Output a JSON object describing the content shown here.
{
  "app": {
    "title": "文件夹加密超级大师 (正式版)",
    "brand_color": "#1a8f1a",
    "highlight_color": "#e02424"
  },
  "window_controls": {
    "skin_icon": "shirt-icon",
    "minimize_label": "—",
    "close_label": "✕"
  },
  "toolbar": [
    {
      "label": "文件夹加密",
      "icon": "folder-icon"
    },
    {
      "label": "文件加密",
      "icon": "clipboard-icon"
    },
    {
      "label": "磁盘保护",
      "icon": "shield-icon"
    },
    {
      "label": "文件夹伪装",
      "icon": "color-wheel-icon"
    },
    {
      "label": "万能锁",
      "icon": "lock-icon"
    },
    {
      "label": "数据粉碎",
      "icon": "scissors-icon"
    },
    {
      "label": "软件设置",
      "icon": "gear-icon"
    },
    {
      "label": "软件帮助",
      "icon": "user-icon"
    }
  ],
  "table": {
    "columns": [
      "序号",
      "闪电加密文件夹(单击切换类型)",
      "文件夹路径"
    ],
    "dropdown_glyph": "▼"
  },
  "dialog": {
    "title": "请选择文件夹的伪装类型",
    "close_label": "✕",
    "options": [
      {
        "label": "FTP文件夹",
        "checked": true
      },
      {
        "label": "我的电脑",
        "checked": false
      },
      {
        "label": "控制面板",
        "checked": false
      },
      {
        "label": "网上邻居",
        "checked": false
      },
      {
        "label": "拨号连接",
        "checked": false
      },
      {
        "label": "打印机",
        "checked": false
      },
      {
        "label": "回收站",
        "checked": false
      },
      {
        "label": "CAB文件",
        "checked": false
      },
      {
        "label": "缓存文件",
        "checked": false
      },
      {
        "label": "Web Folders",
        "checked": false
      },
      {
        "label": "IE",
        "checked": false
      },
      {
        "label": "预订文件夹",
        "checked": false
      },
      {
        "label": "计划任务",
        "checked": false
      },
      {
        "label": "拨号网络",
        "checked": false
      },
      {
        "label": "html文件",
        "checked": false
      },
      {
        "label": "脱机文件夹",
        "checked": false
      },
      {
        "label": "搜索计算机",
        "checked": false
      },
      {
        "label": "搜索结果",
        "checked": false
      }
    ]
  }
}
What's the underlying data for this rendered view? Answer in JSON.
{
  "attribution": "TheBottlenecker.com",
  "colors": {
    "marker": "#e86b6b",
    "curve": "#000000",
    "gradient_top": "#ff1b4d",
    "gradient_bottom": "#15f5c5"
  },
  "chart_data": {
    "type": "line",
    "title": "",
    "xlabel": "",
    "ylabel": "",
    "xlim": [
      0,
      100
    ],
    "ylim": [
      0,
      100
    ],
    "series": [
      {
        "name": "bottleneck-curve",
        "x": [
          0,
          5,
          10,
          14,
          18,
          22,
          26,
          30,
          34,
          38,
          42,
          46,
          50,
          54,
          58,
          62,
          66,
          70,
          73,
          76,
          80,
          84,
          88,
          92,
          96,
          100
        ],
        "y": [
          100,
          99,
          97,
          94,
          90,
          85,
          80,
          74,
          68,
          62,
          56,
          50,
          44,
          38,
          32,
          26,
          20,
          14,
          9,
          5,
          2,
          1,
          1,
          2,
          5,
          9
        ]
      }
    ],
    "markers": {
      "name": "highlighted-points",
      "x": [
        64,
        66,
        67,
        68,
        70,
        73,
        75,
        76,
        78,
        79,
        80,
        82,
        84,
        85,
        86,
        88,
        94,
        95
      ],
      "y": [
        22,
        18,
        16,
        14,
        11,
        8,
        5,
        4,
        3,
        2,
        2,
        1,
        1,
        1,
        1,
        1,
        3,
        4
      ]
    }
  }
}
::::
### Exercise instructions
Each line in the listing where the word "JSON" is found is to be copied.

### Response box
Output a JSON object describing the content shown here.
What's the underlying data for this rendered view? Answer in JSON.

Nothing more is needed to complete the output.